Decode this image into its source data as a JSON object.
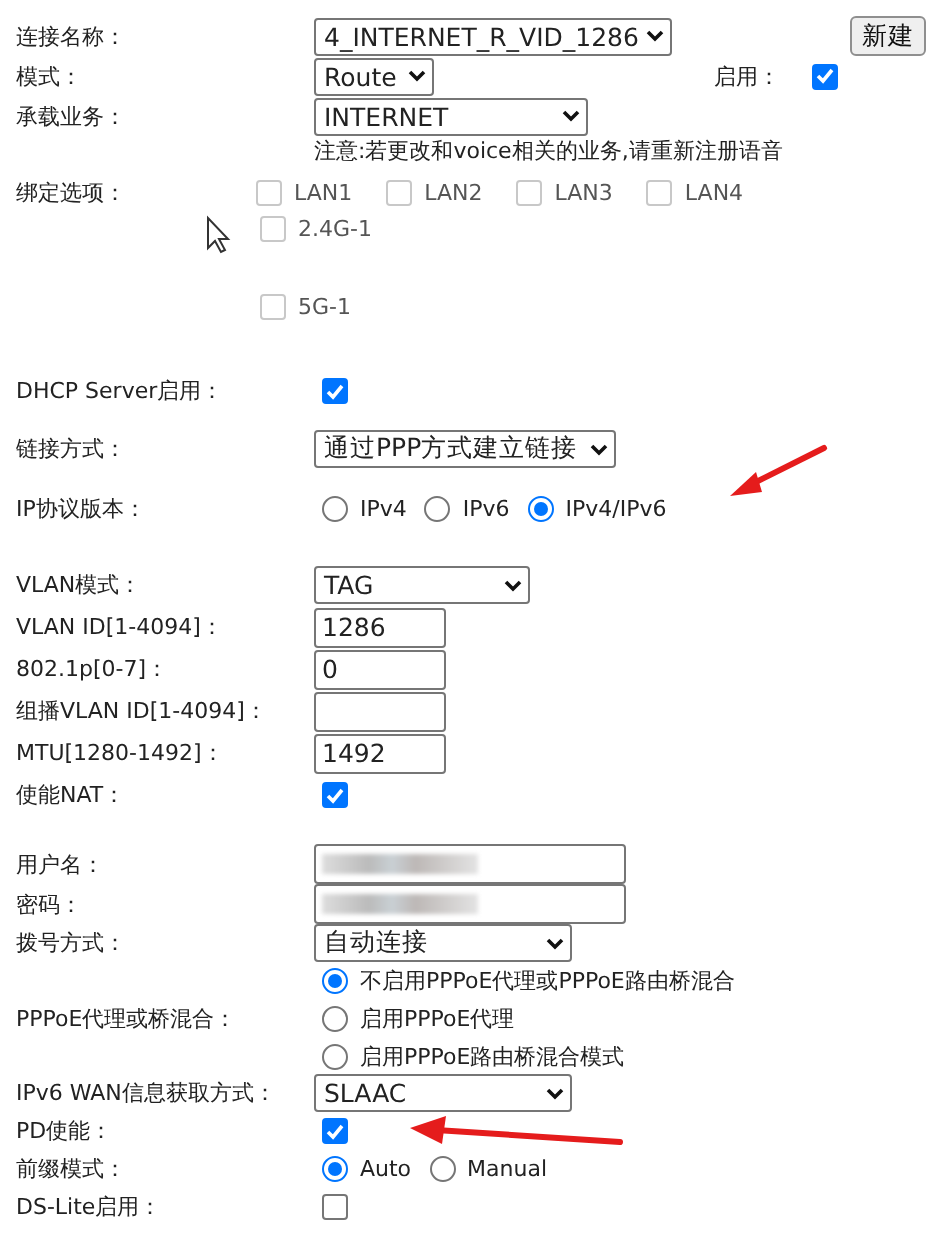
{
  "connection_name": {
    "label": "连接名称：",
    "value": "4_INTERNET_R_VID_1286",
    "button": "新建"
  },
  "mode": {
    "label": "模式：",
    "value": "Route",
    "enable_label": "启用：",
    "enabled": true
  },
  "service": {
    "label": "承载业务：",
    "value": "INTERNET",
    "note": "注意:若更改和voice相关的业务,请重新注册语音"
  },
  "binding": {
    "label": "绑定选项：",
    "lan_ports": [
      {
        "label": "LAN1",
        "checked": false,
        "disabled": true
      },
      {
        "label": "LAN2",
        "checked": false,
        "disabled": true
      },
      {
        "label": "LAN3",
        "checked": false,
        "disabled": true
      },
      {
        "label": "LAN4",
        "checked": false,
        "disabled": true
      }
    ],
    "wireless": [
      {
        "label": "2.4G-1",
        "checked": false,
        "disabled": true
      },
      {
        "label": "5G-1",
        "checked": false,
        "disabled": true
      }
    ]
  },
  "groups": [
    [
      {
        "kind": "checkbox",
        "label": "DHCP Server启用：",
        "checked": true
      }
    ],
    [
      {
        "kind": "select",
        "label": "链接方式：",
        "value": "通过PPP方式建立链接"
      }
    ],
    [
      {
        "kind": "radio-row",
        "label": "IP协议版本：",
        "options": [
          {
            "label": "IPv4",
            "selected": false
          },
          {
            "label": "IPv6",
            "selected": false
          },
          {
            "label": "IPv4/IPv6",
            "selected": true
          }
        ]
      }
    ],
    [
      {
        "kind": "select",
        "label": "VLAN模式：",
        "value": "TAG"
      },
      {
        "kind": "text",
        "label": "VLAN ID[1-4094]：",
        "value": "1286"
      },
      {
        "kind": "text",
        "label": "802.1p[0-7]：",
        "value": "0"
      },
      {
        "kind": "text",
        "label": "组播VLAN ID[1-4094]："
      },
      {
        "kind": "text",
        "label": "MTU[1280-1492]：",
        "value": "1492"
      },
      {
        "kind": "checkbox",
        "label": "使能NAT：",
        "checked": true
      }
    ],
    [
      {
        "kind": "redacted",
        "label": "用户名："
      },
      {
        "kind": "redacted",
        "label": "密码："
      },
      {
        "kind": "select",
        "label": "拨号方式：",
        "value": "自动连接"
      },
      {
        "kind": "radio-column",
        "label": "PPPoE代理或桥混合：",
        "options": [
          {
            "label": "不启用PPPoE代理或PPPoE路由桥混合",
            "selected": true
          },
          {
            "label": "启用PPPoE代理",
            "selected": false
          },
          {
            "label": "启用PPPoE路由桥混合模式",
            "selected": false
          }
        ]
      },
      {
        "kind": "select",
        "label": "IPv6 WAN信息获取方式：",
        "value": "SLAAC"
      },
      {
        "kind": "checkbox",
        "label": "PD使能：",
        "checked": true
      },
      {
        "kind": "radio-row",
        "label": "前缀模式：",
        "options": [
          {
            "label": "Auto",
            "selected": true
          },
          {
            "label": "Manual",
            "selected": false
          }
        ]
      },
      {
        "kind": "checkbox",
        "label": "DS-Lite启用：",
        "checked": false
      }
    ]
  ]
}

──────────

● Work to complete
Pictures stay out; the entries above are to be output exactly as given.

● Answer
Decode this image into its source data as a JSON object.
{
  "connection_name": {
    "label": "连接名称：",
    "value": "4_INTERNET_R_VID_1286",
    "button": "新建"
  },
  "mode": {
    "label": "模式：",
    "value": "Route",
    "enable_label": "启用：",
    "enabled": true
  },
  "service": {
    "label": "承载业务：",
    "value": "INTERNET",
    "note": "注意:若更改和voice相关的业务,请重新注册语音"
  },
  "binding": {
    "label": "绑定选项：",
    "lan_ports": [
      {
        "label": "LAN1",
        "checked": false,
        "disabled": true
      },
      {
        "label": "LAN2",
        "checked": false,
        "disabled": true
      },
      {
        "label": "LAN3",
        "checked": false,
        "disabled": true
      },
      {
        "label": "LAN4",
        "checked": false,
        "disabled": true
      }
    ],
    "wireless": [
      {
        "label": "2.4G-1",
        "checked": false,
        "disabled": true
      },
      {
        "label": "5G-1",
        "checked": false,
        "disabled": true
      }
    ]
  },
  "groups": [
    [
      {
        "kind": "checkbox",
        "label": "DHCP Server启用：",
        "checked": true
      }
    ],
    [
      {
        "kind": "select",
        "label": "链接方式：",
        "value": "通过PPP方式建立链接"
      }
    ],
    [
      {
        "kind": "radio-row",
        "label": "IP协议版本：",
        "options": [
          {
            "label": "IPv4",
            "selected": false
          },
          {
            "label": "IPv6",
            "selected": false
          },
          {
            "label": "IPv4/IPv6",
            "selected": true
          }
        ]
      }
    ],
    [
      {
        "kind": "select",
        "label": "VLAN模式：",
        "value": "TAG"
      },
      {
        "kind": "text",
        "label": "VLAN ID[1-4094]：",
        "value": "1286"
      },
      {
        "kind": "text",
        "label": "802.1p[0-7]：",
        "value": "0"
      },
      {
        "kind": "text",
        "label": "组播VLAN ID[1-4094]："
      },
      {
        "kind": "text",
        "label": "MTU[1280-1492]：",
        "value": "1492"
      },
      {
        "kind": "checkbox",
        "label": "使能NAT：",
        "checked": true
      }
    ],
    [
      {
        "kind": "redacted",
        "label": "用户名："
      },
      {
        "kind": "redacted",
        "label": "密码："
      },
      {
        "kind": "select",
        "label": "拨号方式：",
        "value": "自动连接"
      },
      {
        "kind": "radio-column",
        "label": "PPPoE代理或桥混合：",
        "options": [
          {
            "label": "不启用PPPoE代理或PPPoE路由桥混合",
            "selected": true
          },
          {
            "label": "启用PPPoE代理",
            "selected": false
          },
          {
            "label": "启用PPPoE路由桥混合模式",
            "selected": false
          }
        ]
      },
      {
        "kind": "select",
        "label": "IPv6 WAN信息获取方式：",
        "value": "SLAAC"
      },
      {
        "kind": "checkbox",
        "label": "PD使能：",
        "checked": true
      },
      {
        "kind": "radio-row",
        "label": "前缀模式：",
        "options": [
          {
            "label": "Auto",
            "selected": true
          },
          {
            "label": "Manual",
            "selected": false
          }
        ]
      },
      {
        "kind": "checkbox",
        "label": "DS-Lite启用：",
        "checked": false
      }
    ]
  ]
}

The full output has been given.